6 cloves garlic

3 bay leaves

2 jalapeño peppers, stemmed, seeded, and chopped

1/2 cup tightly packed fresh cilantro

1/2 cup tightly packed fresh flat-leaf parsley

1/4 cup tightly packed fresh oregano leaves

1 tablespoon sea salt

1 tablespoon ancho chile powder

1 teaspoon freshly ground black pepper


Two or three days before cooking, thaw a frozen rib roast in the refrigerator overnight. The next day, remove the roast from its wrapping, pat it dry with paper towels, place it on a rack over a small pan to catch the drips, and return to the refrigerator, uncovered, to dry-age for 24 to 48 hours. (Cook’s tip: Make sure that all containers in the refrigerator are tightly sealed, and the refrigerator is free from any odors that might permeate the roast.) One hour prior to cooking, remove the roast from the refrigerator and let it come to room temperature.

Make the chimichurri sauce: Combine all the ingredients in the bowl of a food processor fitted with a metal blade, and process until somewhat smooth, but retaining a bit of texture.

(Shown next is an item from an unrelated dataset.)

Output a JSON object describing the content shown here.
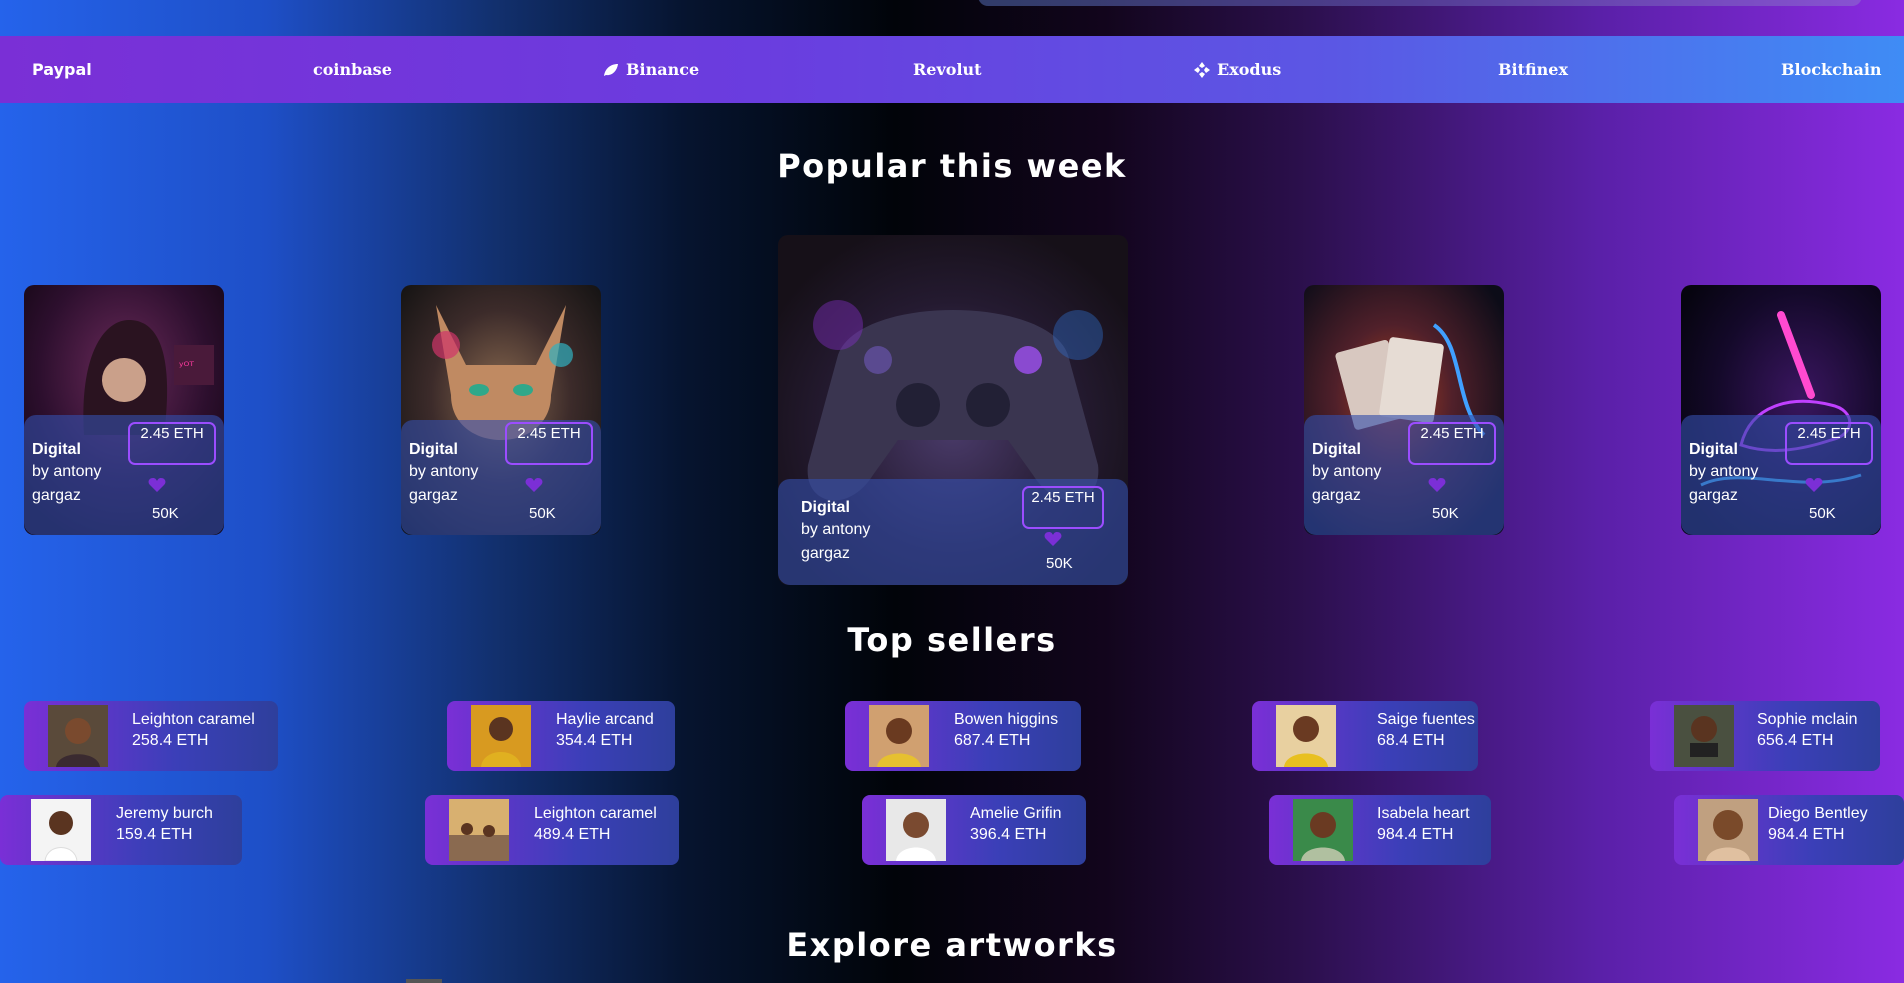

Transfer to a small bowl, cover with plastic wrap, and refrigerate until you begin roasting the meat. Serve at room temperature. Yields about 2 cups.

Roast the rack: Preheat the oven to 400° F. Lightly coat the rib roast with a bit of oil, and salt and pepper it. In a cast-iron skillet large enough that the roast doesn’t touch the sides, over medium-high heat, lightly sear all surfaces, using tongs to turn the meat and to hold it in place while searing.

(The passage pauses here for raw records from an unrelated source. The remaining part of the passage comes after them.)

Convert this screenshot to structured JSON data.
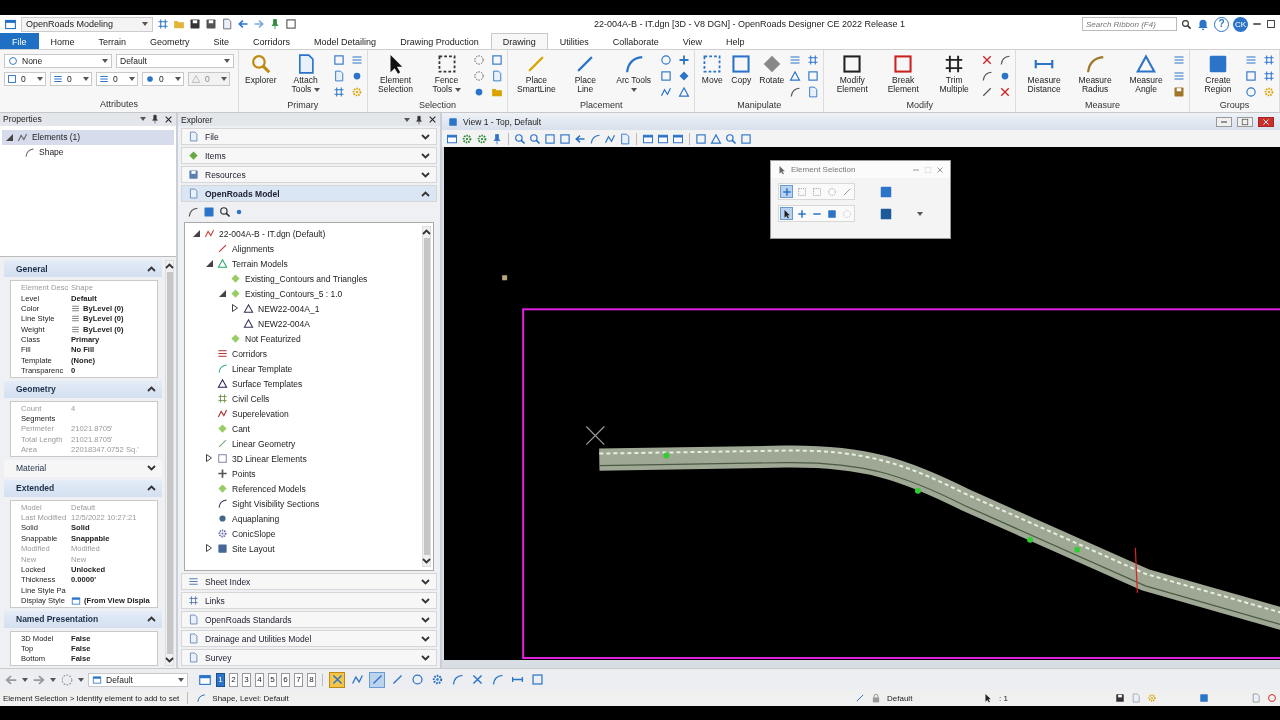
{
  "title_bar": {
    "workflow": "OpenRoads Modeling",
    "title": "22-004A-B - IT.dgn [3D - V8 DGN] - OpenRoads Designer CE 2022 Release 1",
    "search": {
      "placeholder": "Search Ribbon (F4)"
    },
    "help": "?",
    "user": "CK"
  },
  "ribbon_tabs": [
    {
      "label": "File",
      "kind": "backstage",
      "selected": false
    },
    {
      "label": "Home",
      "kind": "tab",
      "selected": false
    },
    {
      "label": "Terrain",
      "kind": "tab",
      "selected": false
    },
    {
      "label": "Geometry",
      "kind": "tab",
      "selected": false
    },
    {
      "label": "Site",
      "kind": "tab",
      "selected": false
    },
    {
      "label": "Corridors",
      "kind": "tab",
      "selected": false
    },
    {
      "label": "Model Detailing",
      "kind": "tab",
      "selected": false
    },
    {
      "label": "Drawing Production",
      "kind": "tab",
      "selected": false
    },
    {
      "label": "Drawing",
      "kind": "tab",
      "selected": true
    },
    {
      "label": "Utilities",
      "kind": "tab",
      "selected": false
    },
    {
      "label": "Collaborate",
      "kind": "tab",
      "selected": false
    },
    {
      "label": "View",
      "kind": "tab",
      "selected": false
    },
    {
      "label": "Help",
      "kind": "tab",
      "selected": false
    }
  ],
  "ribbon_groups": [
    {
      "label": "Attributes",
      "kind": "attributes",
      "dropdowns": [
        "None",
        "Default"
      ],
      "fields": [
        {
          "value": "0",
          "disabled": false
        },
        {
          "value": "0",
          "disabled": false
        },
        {
          "value": "0",
          "disabled": false
        },
        {
          "value": "0",
          "disabled": false
        },
        {
          "value": "0",
          "disabled": true
        }
      ]
    },
    {
      "label": "Primary",
      "kind": "tools",
      "buttons": [
        {
          "label": "Explorer",
          "dropdown": false
        },
        {
          "label": "Attach Tools",
          "dropdown": true
        }
      ]
    },
    {
      "label": "Selection",
      "kind": "tools",
      "buttons": [
        {
          "label": "Element Selection",
          "dropdown": false
        },
        {
          "label": "Fence Tools",
          "dropdown": true
        }
      ]
    },
    {
      "label": "Placement",
      "kind": "tools",
      "buttons": [
        {
          "label": "Place SmartLine",
          "dropdown": false
        },
        {
          "label": "Place Line",
          "dropdown": false
        },
        {
          "label": "Arc Tools",
          "dropdown": true
        }
      ]
    },
    {
      "label": "Manipulate",
      "kind": "tools",
      "buttons": [
        {
          "label": "Move",
          "dropdown": false
        },
        {
          "label": "Copy",
          "dropdown": false
        },
        {
          "label": "Rotate",
          "dropdown": false
        }
      ]
    },
    {
      "label": "Modify",
      "kind": "tools",
      "buttons": [
        {
          "label": "Modify Element",
          "dropdown": false
        },
        {
          "label": "Break Element",
          "dropdown": false
        },
        {
          "label": "Trim Multiple",
          "dropdown": false
        }
      ]
    },
    {
      "label": "Measure",
      "kind": "tools",
      "buttons": [
        {
          "label": "Measure Distance",
          "dropdown": false
        },
        {
          "label": "Measure Radius",
          "dropdown": false
        },
        {
          "label": "Measure Angle",
          "dropdown": false
        }
      ]
    },
    {
      "label": "Groups",
      "kind": "tools",
      "buttons": [
        {
          "label": "Create Region",
          "dropdown": false
        }
      ]
    }
  ],
  "properties": {
    "title": "Properties",
    "tree": [
      {
        "label": "Elements (1)",
        "selected": true,
        "children": [
          {
            "label": "Shape",
            "selected": false
          }
        ]
      }
    ],
    "sections": [
      {
        "title": "General",
        "expanded": true,
        "rows": [
          {
            "label": "Element Desc",
            "value": "Shape",
            "kind": "text",
            "readonly": true
          },
          {
            "label": "Level",
            "value": "Default",
            "kind": "text",
            "readonly": false
          },
          {
            "label": "Color",
            "value": "ByLevel (0)",
            "kind": "swatch",
            "readonly": false
          },
          {
            "label": "Line Style",
            "value": "ByLevel (0)",
            "kind": "swatch",
            "readonly": false
          },
          {
            "label": "Weight",
            "value": "ByLevel (0)",
            "kind": "swatch",
            "readonly": false
          },
          {
            "label": "Class",
            "value": "Primary",
            "kind": "text",
            "readonly": false
          },
          {
            "label": "Fill",
            "value": "No Fill",
            "kind": "text",
            "readonly": false
          },
          {
            "label": "Template",
            "value": "(None)",
            "kind": "text",
            "readonly": false
          },
          {
            "label": "Transparenc",
            "value": "0",
            "kind": "text",
            "readonly": false
          }
        ]
      },
      {
        "title": "Geometry",
        "expanded": true,
        "rows": [
          {
            "label": "Count",
            "value": "4",
            "kind": "text",
            "readonly": true
          },
          {
            "label": "Segments",
            "kind": "group",
            "readonly": false
          },
          {
            "label": "Perimeter",
            "value": "21021.8705'",
            "kind": "text",
            "readonly": true
          },
          {
            "label": "Total Length",
            "value": "21021.8705'",
            "kind": "text",
            "readonly": true
          },
          {
            "label": "Area",
            "value": "22018347.0752 Sq.'",
            "kind": "text",
            "readonly": true
          }
        ]
      },
      {
        "title": "Material",
        "expanded": false
      },
      {
        "title": "Extended",
        "expanded": true,
        "rows": [
          {
            "label": "Model",
            "value": "Default",
            "kind": "text",
            "readonly": true
          },
          {
            "label": "Last Modified",
            "value": "12/5/2022 10:27:21",
            "kind": "text",
            "readonly": true
          },
          {
            "label": "Solid",
            "value": "Solid",
            "kind": "text",
            "readonly": false
          },
          {
            "label": "Snappable",
            "value": "Snappable",
            "kind": "text",
            "readonly": false
          },
          {
            "label": "Modified",
            "value": "Modified",
            "kind": "text",
            "readonly": true
          },
          {
            "label": "New",
            "value": "New",
            "kind": "text",
            "readonly": true
          },
          {
            "label": "Locked",
            "value": "Unlocked",
            "kind": "text",
            "readonly": false
          },
          {
            "label": "Thickness",
            "value": "0.0000'",
            "kind": "text",
            "readonly": false
          },
          {
            "label": "Line Style Pa",
            "kind": "group",
            "readonly": false
          },
          {
            "label": "Display Style",
            "value": "(From View Displa",
            "kind": "style",
            "readonly": false
          }
        ]
      },
      {
        "title": "Named Presentation",
        "expanded": true,
        "rows": [
          {
            "label": "3D Model",
            "value": "False",
            "kind": "text",
            "readonly": false
          },
          {
            "label": "Top",
            "value": "False",
            "kind": "text",
            "readonly": false
          },
          {
            "label": "Bottom",
            "value": "False",
            "kind": "text",
            "readonly": false
          }
        ]
      }
    ]
  },
  "explorer": {
    "title": "Explorer",
    "sections": [
      {
        "title": "File",
        "expanded": false
      },
      {
        "title": "Items",
        "expanded": false
      },
      {
        "title": "Resources",
        "expanded": false
      },
      {
        "title": "OpenRoads Model",
        "expanded": true,
        "tree": [
          {
            "label": "22-004A-B - IT.dgn (Default)",
            "expanded": true,
            "children": [
              {
                "label": "Alignments"
              },
              {
                "label": "Terrain Models",
                "expanded": true,
                "children": [
                  {
                    "label": "Existing_Contours and Triangles"
                  },
                  {
                    "label": "Existing_Contours_5 : 1.0",
                    "expanded": true,
                    "children": [
                      {
                        "label": "NEW22-004A_1",
                        "expanded": false
                      },
                      {
                        "label": "NEW22-004A"
                      }
                    ]
                  },
                  {
                    "label": "Not Featurized"
                  }
                ]
              },
              {
                "label": "Corridors"
              },
              {
                "label": "Linear Template"
              },
              {
                "label": "Surface Templates"
              },
              {
                "label": "Civil Cells"
              },
              {
                "label": "Superelevation"
              },
              {
                "label": "Cant"
              },
              {
                "label": "Linear Geometry"
              },
              {
                "label": "3D Linear Elements",
                "expanded": false
              },
              {
                "label": "Points"
              },
              {
                "label": "Referenced Models"
              },
              {
                "label": "Sight Visibility Sections"
              },
              {
                "label": "Aquaplaning"
              },
              {
                "label": "ConicSlope"
              },
              {
                "label": "Site Layout",
                "expanded": false
              }
            ]
          }
        ]
      },
      {
        "title": "Sheet Index",
        "expanded": false
      },
      {
        "title": "Links",
        "expanded": false
      },
      {
        "title": "OpenRoads Standards",
        "expanded": false
      },
      {
        "title": "Drainage and Utilities Model",
        "expanded": false
      },
      {
        "title": "Survey",
        "expanded": false
      }
    ]
  },
  "view": {
    "title": "View 1 - Top, Default",
    "dialog": {
      "title": "Element Selection",
      "methods": [
        {
          "selected": true
        },
        {
          "selected": false
        },
        {
          "selected": false
        },
        {
          "selected": false
        },
        {
          "selected": false
        }
      ],
      "modes": [
        {
          "selected": true
        },
        {
          "selected": false
        },
        {
          "selected": false
        },
        {
          "selected": false
        },
        {
          "selected": false
        }
      ]
    }
  },
  "view_bar": {
    "dropdown": "Default",
    "views": [
      {
        "label": "1",
        "selected": true
      },
      {
        "label": "2",
        "selected": false
      },
      {
        "label": "3",
        "selected": false
      },
      {
        "label": "4",
        "selected": false
      },
      {
        "label": "5",
        "selected": false
      },
      {
        "label": "6",
        "selected": false
      },
      {
        "label": "7",
        "selected": false
      },
      {
        "label": "8",
        "selected": false
      }
    ],
    "snaps": [
      {
        "selected": true
      },
      {
        "selected": false
      },
      {
        "selected": true
      },
      {
        "selected": false
      },
      {
        "selected": false
      },
      {
        "selected": false
      },
      {
        "selected": false
      },
      {
        "selected": false
      },
      {
        "selected": false
      },
      {
        "selected": false
      },
      {
        "selected": false
      }
    ]
  },
  "status_bar": {
    "prompt": "Element Selection > Identify element to add to set",
    "message": "Shape, Level: Default",
    "active_level": "Default",
    "selection_count": ": 1"
  }
}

Remove the meat from the skillet and set aside. Fashion a rack with the celery ribs in the skillet, to hold the roast, so that no part of the meat is touching the cast iron. Place the skillet in the oven and roast for 20 to 25 minutes, or until a meat thermometer placed in the thickest part of the roast reads 125° F. Transfer the roast to a carving board, tent loosely with foil, and let it rest for 10 minutes. Carve into two-rib sections, and serve with the chimichurri sauce.

Where The Deer and the Antelope (Humanely) Play

Love filet mignon and hanker to “up your game” with a frenched rack of antelope? If you’re not a hunter yourself, and don’t know one who will part with a backstrap (and few will), consider ordering this delicacy online from Broken Arrow Ranch in Ingram, Texas.

Broken Arrow, which built the first government-approved mobile harvesting unit in 1983, innovated a process in which the USDA inspector rides along in the mobile unit as animals are humanely harvested. The two-generation family operation field-harvests these wild, free-ranging animals through partnerships with participating Texas ranchers. By law, native species such as white-tailed deer cannot be sold commercially, so Broken Arrow focuses its efforts on the humane removal of two introduced non-native species of cervids: Axis deer and nilgai antelope, which have proliferated to the point that they compete for scarce resources with native species.

The animals are shot at long range (50 to 200 yards) with a sound-suppressed rifle, instead of being rounded up and transported to a slaughterhouse— an oft-terrorizing experience for wild animals. Not only is this method far more humane, it results in the highest possible meat quality, as the animals do not experience stress. You see, stress causes a jolt of adrenaline to flow into the animal’s muscles and that adrenaline produces lactic acid, causing the meat to become tougher, stringier, and more prone to spoilage.

Currently, Broken Arrow works with more than 100 Texas ranches on more than 1 million combined acres and provides sustainably harvested wild game to some of the most prestigious restaurants in the nation, as well as selling direct to the public. In doing this, Broken Arrow stands at the forefront of simultaneously supporting sustainable agriculture and ranching efforts while ensuring that populations of these non-native species are kept in balance with the needs of native habitat and widlife.

Broken Arrow Ranch – 800.962.4263;